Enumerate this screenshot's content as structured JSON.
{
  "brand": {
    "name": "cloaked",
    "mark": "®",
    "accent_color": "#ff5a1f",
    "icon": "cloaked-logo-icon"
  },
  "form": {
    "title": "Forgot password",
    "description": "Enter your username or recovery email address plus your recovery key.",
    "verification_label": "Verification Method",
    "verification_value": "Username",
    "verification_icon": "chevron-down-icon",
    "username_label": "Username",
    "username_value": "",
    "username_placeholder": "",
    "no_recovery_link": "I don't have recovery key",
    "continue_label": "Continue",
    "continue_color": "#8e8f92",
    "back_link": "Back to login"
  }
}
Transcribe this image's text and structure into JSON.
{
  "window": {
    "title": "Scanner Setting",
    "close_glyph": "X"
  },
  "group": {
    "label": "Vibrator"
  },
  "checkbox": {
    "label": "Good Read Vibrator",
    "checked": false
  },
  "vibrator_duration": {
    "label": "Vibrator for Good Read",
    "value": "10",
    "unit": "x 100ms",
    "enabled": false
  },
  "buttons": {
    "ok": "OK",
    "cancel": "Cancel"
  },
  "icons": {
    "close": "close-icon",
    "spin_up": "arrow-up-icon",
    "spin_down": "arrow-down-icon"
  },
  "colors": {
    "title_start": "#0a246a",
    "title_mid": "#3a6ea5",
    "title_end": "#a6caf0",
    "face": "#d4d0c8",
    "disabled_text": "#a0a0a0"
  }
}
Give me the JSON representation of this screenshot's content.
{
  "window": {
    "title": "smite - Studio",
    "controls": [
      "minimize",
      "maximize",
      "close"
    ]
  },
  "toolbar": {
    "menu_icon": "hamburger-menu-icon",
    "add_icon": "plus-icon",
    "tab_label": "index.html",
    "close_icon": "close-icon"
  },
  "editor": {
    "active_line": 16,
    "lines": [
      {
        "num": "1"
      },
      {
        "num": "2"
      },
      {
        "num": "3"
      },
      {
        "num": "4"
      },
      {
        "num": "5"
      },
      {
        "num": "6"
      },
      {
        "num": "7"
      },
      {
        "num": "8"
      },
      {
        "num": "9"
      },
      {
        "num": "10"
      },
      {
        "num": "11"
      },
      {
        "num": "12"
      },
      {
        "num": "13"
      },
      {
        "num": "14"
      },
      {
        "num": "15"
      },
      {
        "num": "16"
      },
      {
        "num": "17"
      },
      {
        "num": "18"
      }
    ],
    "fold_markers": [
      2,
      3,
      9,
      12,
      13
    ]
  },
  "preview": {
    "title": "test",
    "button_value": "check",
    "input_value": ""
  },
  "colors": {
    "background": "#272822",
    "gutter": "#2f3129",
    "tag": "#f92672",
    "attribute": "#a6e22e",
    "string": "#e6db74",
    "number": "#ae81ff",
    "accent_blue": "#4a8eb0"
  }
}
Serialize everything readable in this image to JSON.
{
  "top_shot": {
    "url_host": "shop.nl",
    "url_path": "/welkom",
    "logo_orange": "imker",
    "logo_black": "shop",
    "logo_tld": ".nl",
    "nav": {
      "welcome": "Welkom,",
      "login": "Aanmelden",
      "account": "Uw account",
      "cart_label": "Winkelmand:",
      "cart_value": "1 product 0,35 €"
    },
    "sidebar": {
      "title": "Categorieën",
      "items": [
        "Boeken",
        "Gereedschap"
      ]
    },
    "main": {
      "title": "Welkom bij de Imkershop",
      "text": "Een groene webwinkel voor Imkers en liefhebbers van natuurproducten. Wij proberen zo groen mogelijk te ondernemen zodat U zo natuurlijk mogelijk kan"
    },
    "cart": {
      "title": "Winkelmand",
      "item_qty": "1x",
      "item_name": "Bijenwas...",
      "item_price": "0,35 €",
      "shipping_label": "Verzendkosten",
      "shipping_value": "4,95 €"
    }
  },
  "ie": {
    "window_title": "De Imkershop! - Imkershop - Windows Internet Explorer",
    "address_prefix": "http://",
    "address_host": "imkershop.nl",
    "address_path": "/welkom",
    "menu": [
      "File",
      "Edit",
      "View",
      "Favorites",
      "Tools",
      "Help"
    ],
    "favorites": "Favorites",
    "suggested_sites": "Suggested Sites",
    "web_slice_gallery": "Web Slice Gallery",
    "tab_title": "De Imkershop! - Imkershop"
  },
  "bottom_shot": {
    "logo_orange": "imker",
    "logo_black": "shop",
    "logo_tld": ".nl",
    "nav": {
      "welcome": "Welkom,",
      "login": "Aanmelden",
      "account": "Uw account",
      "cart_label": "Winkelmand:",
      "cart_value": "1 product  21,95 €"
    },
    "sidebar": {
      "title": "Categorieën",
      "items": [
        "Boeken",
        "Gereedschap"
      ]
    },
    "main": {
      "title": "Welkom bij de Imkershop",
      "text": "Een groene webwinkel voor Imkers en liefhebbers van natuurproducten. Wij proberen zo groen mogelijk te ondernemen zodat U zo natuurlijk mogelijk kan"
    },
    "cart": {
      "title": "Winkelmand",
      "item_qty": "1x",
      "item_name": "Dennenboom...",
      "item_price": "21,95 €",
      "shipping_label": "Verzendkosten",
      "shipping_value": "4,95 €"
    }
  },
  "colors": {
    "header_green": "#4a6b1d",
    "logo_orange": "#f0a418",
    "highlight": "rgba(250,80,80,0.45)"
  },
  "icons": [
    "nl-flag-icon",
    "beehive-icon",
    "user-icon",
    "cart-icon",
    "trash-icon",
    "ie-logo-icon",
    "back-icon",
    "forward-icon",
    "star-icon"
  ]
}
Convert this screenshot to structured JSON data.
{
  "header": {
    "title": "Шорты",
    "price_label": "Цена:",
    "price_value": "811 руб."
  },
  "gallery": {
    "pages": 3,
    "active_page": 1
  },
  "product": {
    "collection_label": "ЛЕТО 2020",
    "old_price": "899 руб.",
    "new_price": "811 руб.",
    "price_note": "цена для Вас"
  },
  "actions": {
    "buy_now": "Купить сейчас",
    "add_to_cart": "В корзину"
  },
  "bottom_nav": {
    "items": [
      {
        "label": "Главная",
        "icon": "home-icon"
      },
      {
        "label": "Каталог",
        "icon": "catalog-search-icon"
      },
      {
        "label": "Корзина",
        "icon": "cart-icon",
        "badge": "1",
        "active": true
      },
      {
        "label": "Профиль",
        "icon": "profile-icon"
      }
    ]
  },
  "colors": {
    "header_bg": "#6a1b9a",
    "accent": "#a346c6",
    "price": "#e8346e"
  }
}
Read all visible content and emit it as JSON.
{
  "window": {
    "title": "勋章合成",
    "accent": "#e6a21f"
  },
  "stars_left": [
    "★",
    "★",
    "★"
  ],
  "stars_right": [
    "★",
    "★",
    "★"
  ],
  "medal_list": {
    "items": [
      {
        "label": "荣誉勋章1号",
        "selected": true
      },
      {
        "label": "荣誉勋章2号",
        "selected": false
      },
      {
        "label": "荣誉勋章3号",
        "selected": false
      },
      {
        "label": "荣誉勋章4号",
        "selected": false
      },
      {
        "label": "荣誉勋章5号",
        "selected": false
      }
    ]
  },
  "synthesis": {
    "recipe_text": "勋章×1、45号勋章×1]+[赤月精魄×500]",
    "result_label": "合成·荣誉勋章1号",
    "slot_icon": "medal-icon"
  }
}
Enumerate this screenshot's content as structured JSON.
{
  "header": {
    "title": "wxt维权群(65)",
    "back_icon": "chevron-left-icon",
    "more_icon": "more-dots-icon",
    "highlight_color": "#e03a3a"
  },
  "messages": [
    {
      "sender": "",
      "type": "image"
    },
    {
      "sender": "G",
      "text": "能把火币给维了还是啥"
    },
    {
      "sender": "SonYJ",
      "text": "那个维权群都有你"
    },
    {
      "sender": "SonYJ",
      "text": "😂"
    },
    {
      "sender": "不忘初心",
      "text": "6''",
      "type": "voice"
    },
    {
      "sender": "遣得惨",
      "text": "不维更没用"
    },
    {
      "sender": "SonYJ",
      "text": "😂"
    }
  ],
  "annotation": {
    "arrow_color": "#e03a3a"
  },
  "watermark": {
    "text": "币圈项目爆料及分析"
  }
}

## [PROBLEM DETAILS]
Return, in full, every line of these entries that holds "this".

## [REPLY TO THE EXERCISE]
Enumerate this screenshot's content as structured JSON.
Transcribe this image's text and structure into JSON.
Give me the JSON representation of this screenshot's content.
Serialize everything readable in this image to JSON.
Convert this screenshot to structured JSON data.
Enumerate this screenshot's content as structured JSON.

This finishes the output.